The Department of Justice has asked two Manila courts to resume criminal proceedings against him for rebellion and failed coup charges. One of the courts issued an arrest warrant last week but Trillanes was released on bail. The other court is expected to rule this week on the government petition to revive the nonbailable coup charge against the senator.
Human Rights Watch said Trillanes’s arrest last week was “part of the persecution of critics of the Duterte administration, the latest in the relentless campaign to silence those who dared to challenge the president’s murderous ‘drug war.’”
Duterte has long expressed anger against Trillanes, who has accused him of large-scale corruption, involvement in illegal drugs and extrajudicial killings in an anti-drug crackdown that has left more than 4,800 suspects dead since the president took office in 2016. Duterte has denied the allegations.
Trillanes, 47, was jailed for more than seven years for involvement in at least three army uprisings, including a 2003 mutiny against then President Gloria Macapagal Arroyo when he and other young officers rigged part of shopping center in the Makati financial district with bombs and took over an upscale residential building.

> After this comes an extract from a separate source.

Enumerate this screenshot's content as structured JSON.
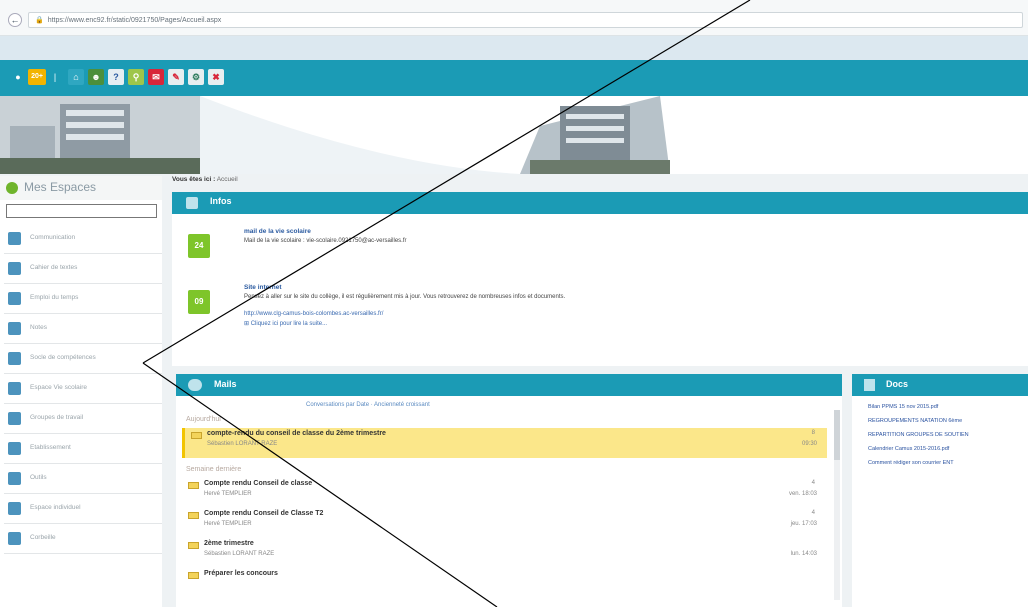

Trillanes used the military budget hearing at the Senate to ask Galvez whether he had formally applied for amnesty. The military chief cited a former military amnesty officer as stating she had administered an oath to Trillanes but that the senator’s amnesty papers never reached the military’s personnel office, called J1.
“Josefa Berbigal is the one who administered your oath,” Galvez told Trillanes. “Apparently sir, there (are) some lapses so the documents were never brought to J1, which is basically the repository of all the documents.”
When the government’s solicitor-general inquired about Trillanes’s amnesty documents recently, Galvez said a military personnel officer “did not find any paper and certified that there was none.”
Presidential spokesman Harry Roque dismissed Galvez’s statement in a news conference. “It doesn’t matter, he is not a lawyer,” Roque said of Galvez and stressed that Trillanes has failed to show his original amnesty application papers. “It’s the best evidence.”
Duterte has also accused Trillanes, without showing evidence, of plotting with other opposition politicians, including the Liberal Party, and communist rebels to oust him. Trillanes and opposition groups have dismissed the claim as a lie and asked Duterte to focus instead on addressing poverty, inflation, rice shortages, traffic jams and a decline in the value of the peso currency.
Asked by Liberal Party president, Sen. Francis Pangilinan, if there was such a rebel-opposition alliance, Galvez replied, “Sir, none, sir.”
Galvez himself has been linked to a failed coup attempt in 1989 as a young officer. He was detained but was later granted an amnesty.